• _About this exercise_
Each of the records below must be reproduced exactly.

Element data from apps and pages
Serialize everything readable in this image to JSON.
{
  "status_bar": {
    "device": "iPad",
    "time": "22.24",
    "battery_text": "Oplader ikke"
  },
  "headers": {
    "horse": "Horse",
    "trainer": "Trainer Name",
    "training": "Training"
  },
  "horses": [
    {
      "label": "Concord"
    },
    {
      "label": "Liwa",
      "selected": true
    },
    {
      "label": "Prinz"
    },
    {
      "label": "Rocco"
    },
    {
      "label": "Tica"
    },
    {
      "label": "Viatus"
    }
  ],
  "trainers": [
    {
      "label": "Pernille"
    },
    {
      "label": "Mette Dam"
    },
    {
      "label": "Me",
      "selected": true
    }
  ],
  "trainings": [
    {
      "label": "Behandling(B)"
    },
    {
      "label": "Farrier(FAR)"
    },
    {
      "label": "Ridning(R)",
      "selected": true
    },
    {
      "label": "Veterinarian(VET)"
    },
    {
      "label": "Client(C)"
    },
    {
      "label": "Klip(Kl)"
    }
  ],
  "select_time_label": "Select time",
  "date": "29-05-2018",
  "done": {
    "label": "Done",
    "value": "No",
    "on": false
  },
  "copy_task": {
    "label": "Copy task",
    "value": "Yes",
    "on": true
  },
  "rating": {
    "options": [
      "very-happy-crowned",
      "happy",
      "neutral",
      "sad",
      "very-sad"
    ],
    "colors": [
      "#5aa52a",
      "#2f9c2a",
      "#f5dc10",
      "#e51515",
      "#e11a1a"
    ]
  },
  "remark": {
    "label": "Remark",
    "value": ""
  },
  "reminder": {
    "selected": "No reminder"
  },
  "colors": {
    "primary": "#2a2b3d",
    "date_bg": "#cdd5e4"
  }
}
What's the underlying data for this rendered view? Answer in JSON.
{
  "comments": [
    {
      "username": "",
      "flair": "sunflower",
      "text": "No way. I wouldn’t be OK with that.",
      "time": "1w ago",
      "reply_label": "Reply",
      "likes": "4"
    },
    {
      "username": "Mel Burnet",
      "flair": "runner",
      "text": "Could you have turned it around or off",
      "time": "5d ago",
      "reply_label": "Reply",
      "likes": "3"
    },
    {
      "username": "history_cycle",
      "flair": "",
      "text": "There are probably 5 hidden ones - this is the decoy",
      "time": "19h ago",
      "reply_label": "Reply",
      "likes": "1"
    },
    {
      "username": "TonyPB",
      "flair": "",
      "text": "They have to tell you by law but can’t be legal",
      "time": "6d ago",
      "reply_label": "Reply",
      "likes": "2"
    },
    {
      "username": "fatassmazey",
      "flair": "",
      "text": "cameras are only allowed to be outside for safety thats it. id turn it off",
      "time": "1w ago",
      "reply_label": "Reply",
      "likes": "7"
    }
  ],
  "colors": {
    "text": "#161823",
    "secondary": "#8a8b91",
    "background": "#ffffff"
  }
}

• _Result of the task_
Serialize everything readable in this image to JSON.
{
  "status_bar": {
    "device": "iPad",
    "time": "22.24",
    "battery_text": "Oplader ikke"
  },
  "headers": {
    "horse": "Horse",
    "trainer": "Trainer Name",
    "training": "Training"
  },
  "horses": [
    {
      "label": "Concord"
    },
    {
      "label": "Liwa",
      "selected": true
    },
    {
      "label": "Prinz"
    },
    {
      "label": "Rocco"
    },
    {
      "label": "Tica"
    },
    {
      "label": "Viatus"
    }
  ],
  "trainers": [
    {
      "label": "Pernille"
    },
    {
      "label": "Mette Dam"
    },
    {
      "label": "Me",
      "selected": true
    }
  ],
  "trainings": [
    {
      "label": "Behandling(B)"
    },
    {
      "label": "Farrier(FAR)"
    },
    {
      "label": "Ridning(R)",
      "selected": true
    },
    {
      "label": "Veterinarian(VET)"
    },
    {
      "label": "Client(C)"
    },
    {
      "label": "Klip(Kl)"
    }
  ],
  "select_time_label": "Select time",
  "date": "29-05-2018",
  "done": {
    "label": "Done",
    "value": "No",
    "on": false
  },
  "copy_task": {
    "label": "Copy task",
    "value": "Yes",
    "on": true
  },
  "rating": {
    "options": [
      "very-happy-crowned",
      "happy",
      "neutral",
      "sad",
      "very-sad"
    ],
    "colors": [
      "#5aa52a",
      "#2f9c2a",
      "#f5dc10",
      "#e51515",
      "#e11a1a"
    ]
  },
  "remark": {
    "label": "Remark",
    "value": ""
  },
  "reminder": {
    "selected": "No reminder"
  },
  "colors": {
    "primary": "#2a2b3d",
    "date_bg": "#cdd5e4"
  }
}
What's the underlying data for this rendered view? Answer in JSON.
{
  "comments": [
    {
      "username": "",
      "flair": "sunflower",
      "text": "No way. I wouldn’t be OK with that.",
      "time": "1w ago",
      "reply_label": "Reply",
      "likes": "4"
    },
    {
      "username": "Mel Burnet",
      "flair": "runner",
      "text": "Could you have turned it around or off",
      "time": "5d ago",
      "reply_label": "Reply",
      "likes": "3"
    },
    {
      "username": "history_cycle",
      "flair": "",
      "text": "There are probably 5 hidden ones - this is the decoy",
      "time": "19h ago",
      "reply_label": "Reply",
      "likes": "1"
    },
    {
      "username": "TonyPB",
      "flair": "",
      "text": "They have to tell you by law but can’t be legal",
      "time": "6d ago",
      "reply_label": "Reply",
      "likes": "2"
    },
    {
      "username": "fatassmazey",
      "flair": "",
      "text": "cameras are only allowed to be outside for safety thats it. id turn it off",
      "time": "1w ago",
      "reply_label": "Reply",
      "likes": "7"
    }
  ],
  "colors": {
    "text": "#161823",
    "secondary": "#8a8b91",
    "background": "#ffffff"
  }
}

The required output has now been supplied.